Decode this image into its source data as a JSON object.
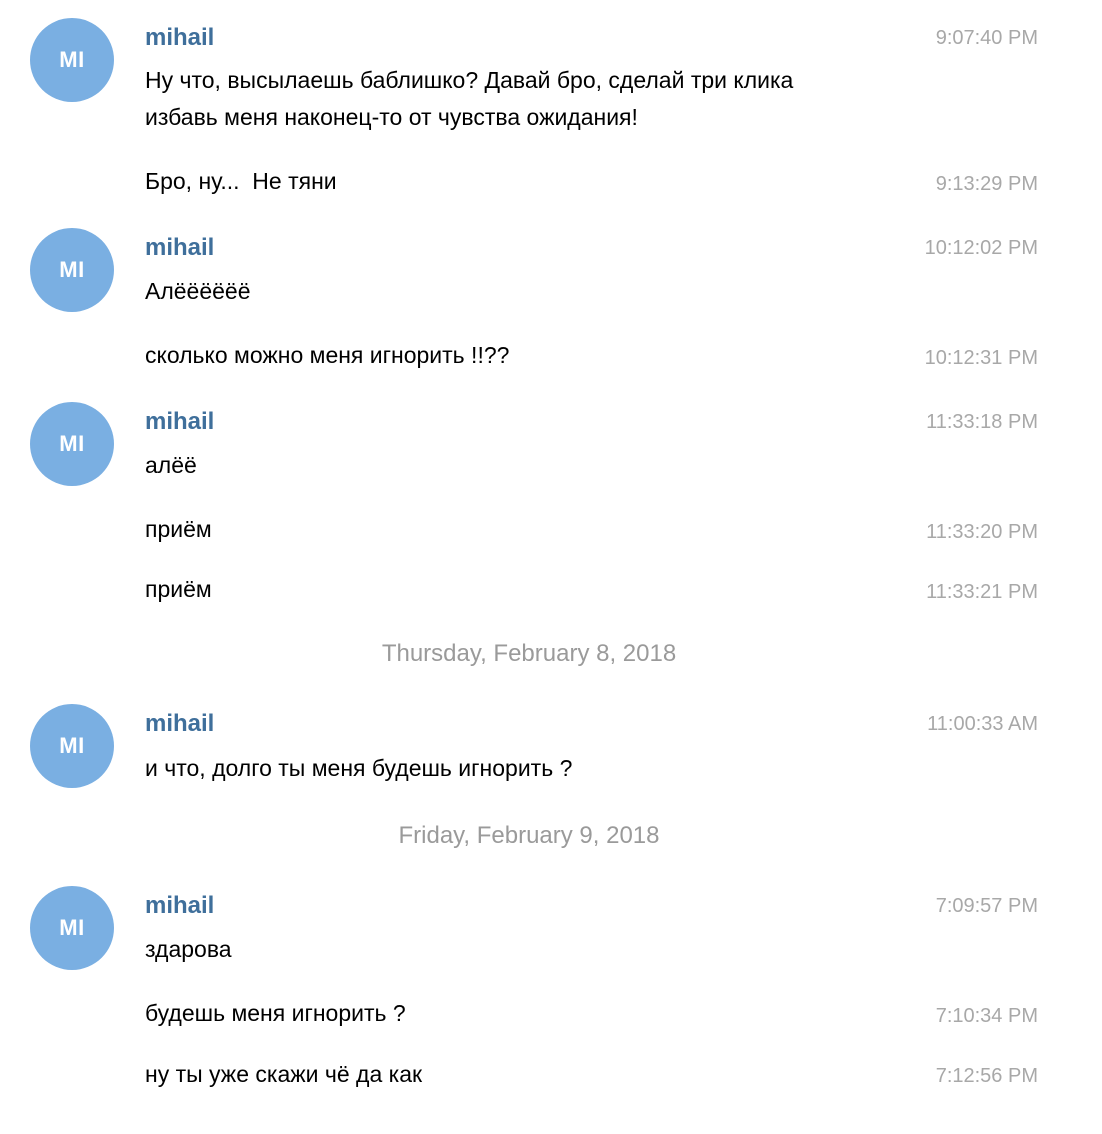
{
  "avatar_color": "#7aafe2",
  "name_color": "#3f6f9b",
  "groups": [
    {
      "avatar": "MI",
      "sender": "mihail",
      "messages": [
        {
          "text": "Ну что, высылаешь баблишко? Давай бро, сделай три клика\nизбавь меня наконец-то от чувства ожидания!",
          "time": "9:07:40 PM"
        },
        {
          "text": "Бро, ну...  Не тяни",
          "time": "9:13:29 PM"
        }
      ]
    },
    {
      "avatar": "MI",
      "sender": "mihail",
      "messages": [
        {
          "text": "Алёёёёёё",
          "time": "10:12:02 PM"
        },
        {
          "text": "сколько можно меня игнорить !!??",
          "time": "10:12:31 PM"
        }
      ]
    },
    {
      "avatar": "MI",
      "sender": "mihail",
      "messages": [
        {
          "text": "алёё",
          "time": "11:33:18 PM"
        },
        {
          "text": "приём",
          "time": "11:33:20 PM"
        },
        {
          "text": "приём",
          "time": "11:33:21 PM"
        }
      ]
    },
    {
      "avatar": "MI",
      "sender": "mihail",
      "messages": [
        {
          "text": "и что, долго ты меня будешь игнорить ?",
          "time": "11:00:33 AM"
        }
      ]
    },
    {
      "avatar": "MI",
      "sender": "mihail",
      "messages": [
        {
          "text": "здарова",
          "time": "7:09:57 PM"
        },
        {
          "text": "будешь меня игнорить ?",
          "time": "7:10:34 PM"
        },
        {
          "text": "ну ты уже скажи чё да как",
          "time": "7:12:56 PM"
        }
      ]
    }
  ],
  "date_separators": [
    "Thursday, February 8, 2018",
    "Friday, February 9, 2018"
  ]
}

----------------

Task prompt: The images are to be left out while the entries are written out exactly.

Output for this exercise:
Decode this image into its source data as a JSON object.
{
  "avatar_color": "#7aafe2",
  "name_color": "#3f6f9b",
  "groups": [
    {
      "avatar": "MI",
      "sender": "mihail",
      "messages": [
        {
          "text": "Ну что, высылаешь баблишко? Давай бро, сделай три клика\nизбавь меня наконец-то от чувства ожидания!",
          "time": "9:07:40 PM"
        },
        {
          "text": "Бро, ну...  Не тяни",
          "time": "9:13:29 PM"
        }
      ]
    },
    {
      "avatar": "MI",
      "sender": "mihail",
      "messages": [
        {
          "text": "Алёёёёёё",
          "time": "10:12:02 PM"
        },
        {
          "text": "сколько можно меня игнорить !!??",
          "time": "10:12:31 PM"
        }
      ]
    },
    {
      "avatar": "MI",
      "sender": "mihail",
      "messages": [
        {
          "text": "алёё",
          "time": "11:33:18 PM"
        },
        {
          "text": "приём",
          "time": "11:33:20 PM"
        },
        {
          "text": "приём",
          "time": "11:33:21 PM"
        }
      ]
    },
    {
      "avatar": "MI",
      "sender": "mihail",
      "messages": [
        {
          "text": "и что, долго ты меня будешь игнорить ?",
          "time": "11:00:33 AM"
        }
      ]
    },
    {
      "avatar": "MI",
      "sender": "mihail",
      "messages": [
        {
          "text": "здарова",
          "time": "7:09:57 PM"
        },
        {
          "text": "будешь меня игнорить ?",
          "time": "7:10:34 PM"
        },
        {
          "text": "ну ты уже скажи чё да как",
          "time": "7:12:56 PM"
        }
      ]
    }
  ],
  "date_separators": [
    "Thursday, February 8, 2018",
    "Friday, February 9, 2018"
  ]
}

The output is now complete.